No other building material has been invariably tied to the history of Australia more than corrugated iron. This popular and versatile material is used in the country, not only for roofing, but also in sheds and water tanks.
It is fairly easy to understand why. Among all the building materials available, especially in the past, this type of structural sheet iron can be readily transported across various areas in the country. It is versatile and can easily withstand the harsh conditions of Australia. It may also be said that this building material perfectly blends with the textures and colours of Australia’s diverse landscapes. Today, many of today’s builders and designers are harking back to the philosophies and aesthetics of old builders with regards to the use of this building material.
A quick glimpse into this versatile building material’s history
Contrary to its name, corrugated material is manufactured using steel. Steel sheets are then crimped to provide them with greater strength.
In the past, manufacturers used wrought iron which was then galvanised using zinc. This gave an added protection to it against rust. Later on, plastic coatings were applied to the sheet metal. Apart from giving additional protection to the sheet metal, this made the colour finish more durable. This also made it possible to produce a diverse palette that perfectly suits Australia’s diverse landscape.
Today, manufacturers use Zincalume which combines aluminium, zinc and silicon. Well into the 2000s, Australia has emerged as the top exporter of steel products, banking upon its superior metal coating and painting technologies.
But what actually spawned the relationship between Australia and this building material?
Experts attribute this intertwining of histories to the Victorian gold rush which created a big demand for corrugated iron. At that time, prospectors were looking for a cheap, versatile and lightweight material that can be easily used to construct a diverse number of structures. Initially, the building material was imported from England. During that period, the building material was used for constructing prefabricated dwellings and houses, shops, churches and sheds.
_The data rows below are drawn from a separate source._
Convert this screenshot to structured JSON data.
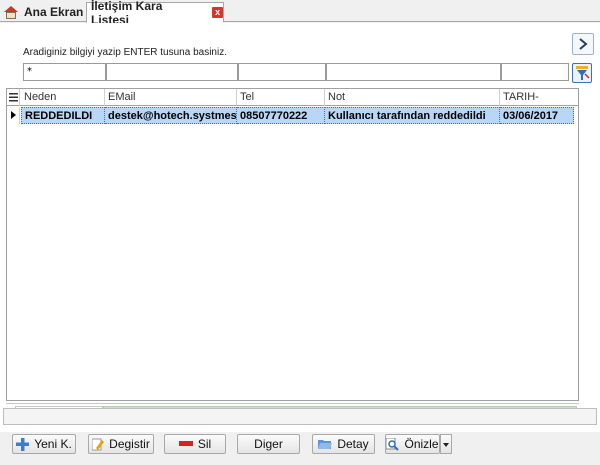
{
  "tabs": {
    "home_label": "Ana Ekran",
    "active_label": "İletişim Kara Listesi",
    "close_glyph": "x"
  },
  "search": {
    "hint": "Aradiginiz bilgiyi yazip ENTER tusuna basiniz.",
    "filters": [
      "*",
      "",
      "",
      "",
      ""
    ]
  },
  "grid": {
    "columns": [
      "Neden",
      "EMail",
      "Tel",
      "Not",
      "TARIH-"
    ],
    "rows": [
      [
        "REDDEDILDI",
        "destek@hotech.systmes",
        "08507770222",
        "Kullanıcı tarafından reddedildi",
        "03/06/2017"
      ]
    ],
    "selected_row": 0,
    "record_count": "1"
  },
  "buttons": {
    "new": "Yeni K.",
    "edit": "Degistir",
    "delete": "Sil",
    "other": "Diger",
    "detail": "Detay",
    "preview": "Önizle"
  },
  "colors": {
    "selection": "#b8d6f5",
    "footer_bar": "#c9e2c6",
    "close_icon": "#d9342b"
  }
}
A roofing material like no other
Today, corrugated iron roofing sheets remain popular among homeowners, builders and designers. And rightly so, as these offer several advantages over their counterparts. For starters, these roofs are resilient against rust and the elements, enabling them to last up to 100 years. They are resistant to rots and insects. Furthermore, the treatment used in their production make them practically invulnerable against algae. They also provide a high degree of protection against fires.
Additionally, these roofing materials are lightweight which makes them easy to transport, handle and install. These, in turn, can help lower installation costs.